There is no law in the West Virginia Code that discusses late fees in residential rental agreements. It’s recommended that landlords keep the fees related to actual costs and damages to be upheld in court. Also, it needs to be in the lease agreement.
Wisconsin code 134.09-8 states that “No landlord may charge a late rent fee or late rent penalty to a tenant, except as specifically provided under the rental agreement.” Also, it must not be charged as a penalty or as a way to cover past late fees.
The state of Wyoming has no laws covering late fees, but they still need to be included in the lease agreement to be legally enforced.
In the District of Columbia, the lease or rental agreement must have specified language regarding late fees. Late fees cannot be more than 5% of the rent and cannot be imposed until after the rent is at least five (5) days late. The tenant cannot be evicted for failure to pay late fees.
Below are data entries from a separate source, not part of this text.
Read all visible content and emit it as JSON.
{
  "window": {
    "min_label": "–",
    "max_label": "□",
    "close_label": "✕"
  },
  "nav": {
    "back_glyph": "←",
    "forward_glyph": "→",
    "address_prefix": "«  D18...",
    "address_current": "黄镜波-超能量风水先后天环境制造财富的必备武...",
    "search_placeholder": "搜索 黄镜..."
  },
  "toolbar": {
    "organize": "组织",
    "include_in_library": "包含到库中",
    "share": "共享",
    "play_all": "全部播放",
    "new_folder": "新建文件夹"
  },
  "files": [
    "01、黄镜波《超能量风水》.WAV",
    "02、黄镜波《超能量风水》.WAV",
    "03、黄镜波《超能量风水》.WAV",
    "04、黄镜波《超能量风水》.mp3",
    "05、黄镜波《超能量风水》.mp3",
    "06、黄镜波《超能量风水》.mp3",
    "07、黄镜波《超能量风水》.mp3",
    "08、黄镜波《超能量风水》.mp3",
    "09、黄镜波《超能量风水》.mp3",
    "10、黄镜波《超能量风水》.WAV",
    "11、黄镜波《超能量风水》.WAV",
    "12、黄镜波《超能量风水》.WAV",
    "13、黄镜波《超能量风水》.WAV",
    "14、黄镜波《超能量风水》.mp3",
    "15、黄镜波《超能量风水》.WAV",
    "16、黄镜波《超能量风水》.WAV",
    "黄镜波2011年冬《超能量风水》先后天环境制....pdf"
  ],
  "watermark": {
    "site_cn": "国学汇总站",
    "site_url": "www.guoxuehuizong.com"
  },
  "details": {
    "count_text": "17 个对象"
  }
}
The landlord can deduct unpaid fees from the security deposit at the end of the tenancy.
Maximum Late Fee
|Maine||15||4% of the monthly rent|
|New Jersey||5 days for senior citizens, no grace period for others||No Limit|
|Arizona||5||No Limit except for mobile homes, which are limited to $5 per day|
|Delaware||5||5% of monthly rent|
|District of Columbia||5||5% of monthly rent|
|New York||5||5% of the monthly rent or $50, whichever is less (rent-controlled property may have different rules)|
|Tennessee||5||10% of the monthly rent or $30, whichever is greater|
|Wisconsin||5||$20 or 20% of the monthly rent, whichever is greater|
|Oregon||4||5% of the monthly rent|
|Texas||1||$12 of the monthly rent for properties with less than 4 rental units and $10 of the monthly rent for structures with 4 or more rental units|
|Arkansas||None specified||No Limit|
|California||None specified||No Limit|
|Colorado||None specified||No Limit|
|Florida||None specified||No Limit|
|Georgia||None specified||No Limit|
|Hawaii||None specified||8% of the monthly rent|
|Idaho||None specified||No Limit|
|Illinois||None specified||$20 or 20% of the monthly rent, whichever is greater|
|Indiana||None specified||No Limit|
|Iowa||None specified||$12 per day or $60 per month if the rent is less than $700. If the rent is over $700, the limit is $20 per day or $100 per month|
|Kansas||None specified||No Limit|
|Kentucky||None specified||No Limit|
|Louisiana||None specified||No Limit|
|Maryland||None specified||5% of the monthly rent|
|Michigan||None specified||No Limit|
|Minnesota||None specified||8% of the monthly rent|
|Mississippi||None specified||No Limit|
|Missouri||None specified||No Limit|
|Montana||None specified||No Limit|
|Nebraska||None specified||No Limit|
|Nevada||None specified||5% of the monthly rent|
|New Hampshire||None specified||Limited to the amount of rent|
|New Mexico||None specified||10% of the monthly rent|
|North Carolina||None specified||5% or $4 for week-to-week leases, whichever is greater, or 5% or $15 for monthly leases, whichever is greater|
|North Dakota||None specified||No Limit|
|Ohio||None specified||No Limit|
|Oklahoma||None specified||No Limit|
|Pennsylvania||None specified||No Limit|
|Rhode Island||None specified||No Limit|
|South Carolina||None specified||No Limit|
|South Dakota||None specified||No Limit|
|Utah||None specified||No Limit|
|Vermont||None specified||Limited to the costs incurred to the landlord by the rent being late|
|Washington||None specified||No Limit|
|West Virginia||None specified||No Limit|
|Wyoming||None specified||No Limit|